|HLRMPVSD||NEC 2011 Compliant Label- Main PV System Disconnect Label||1|
|HLRDONOTMOVE||NEC 2014 Compliant Label- Inverter Output Connection Do Not Relocate||1|
|HLRDCDISCT||NEC 2011 Compliant Label- Photovoltaic DC Disconnect Label||1|
|HLRDC2011||NEC 2011 Compliant Label- DC Module RAting Label||1|
|HLRCSCIRLBL||NEC 2011 Compliant Label- Caution: Solar Circuit||1|
|HLRRAPID||NEC 2014 Compliant Label- Rapid Shutdown||1|
|HLR14DCCONDUCT||NEC 2014 Compliant Label- Warning: DC Conductors May Be Energized||3|
|HLRWGCME||NEC 2011 Compliant Label- Warning Grounded Conductors Energized Label||1|
Note: It is important to know that the sun hours for your area change based on time of year. Average daily sun hours provide an estimate to calculate the approximate size of a system. If you are completely off the grid (not connected to utility power), and rely on PV to produce all of your electricity, you will want to have more accurate calculations. To be more accurate, use data close to your area that is broken down by month, compares the angle of PV modules, and includes information on whether or not you have an active tracker for your array.

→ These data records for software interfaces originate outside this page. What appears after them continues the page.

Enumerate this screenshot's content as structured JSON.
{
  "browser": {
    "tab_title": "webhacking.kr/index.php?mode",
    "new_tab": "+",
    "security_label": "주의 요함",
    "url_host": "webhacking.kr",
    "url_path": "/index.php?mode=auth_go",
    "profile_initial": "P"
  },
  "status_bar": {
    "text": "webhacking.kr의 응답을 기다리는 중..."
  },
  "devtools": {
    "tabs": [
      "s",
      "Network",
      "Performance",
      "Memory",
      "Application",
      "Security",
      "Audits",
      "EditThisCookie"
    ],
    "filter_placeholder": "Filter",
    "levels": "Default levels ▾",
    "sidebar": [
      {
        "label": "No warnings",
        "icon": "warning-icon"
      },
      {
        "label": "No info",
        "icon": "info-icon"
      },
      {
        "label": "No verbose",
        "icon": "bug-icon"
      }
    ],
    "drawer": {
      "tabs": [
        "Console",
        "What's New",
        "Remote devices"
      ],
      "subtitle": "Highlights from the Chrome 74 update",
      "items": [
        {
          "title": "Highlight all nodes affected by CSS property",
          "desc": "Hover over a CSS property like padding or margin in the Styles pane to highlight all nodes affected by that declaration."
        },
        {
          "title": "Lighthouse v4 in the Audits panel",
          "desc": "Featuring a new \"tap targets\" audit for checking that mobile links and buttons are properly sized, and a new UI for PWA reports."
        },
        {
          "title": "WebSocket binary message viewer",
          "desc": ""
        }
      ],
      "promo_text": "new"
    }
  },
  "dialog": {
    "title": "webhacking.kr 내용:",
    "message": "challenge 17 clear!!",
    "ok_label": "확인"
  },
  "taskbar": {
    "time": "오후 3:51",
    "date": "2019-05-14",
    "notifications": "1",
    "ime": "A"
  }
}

Find the average annual insolation for your area below.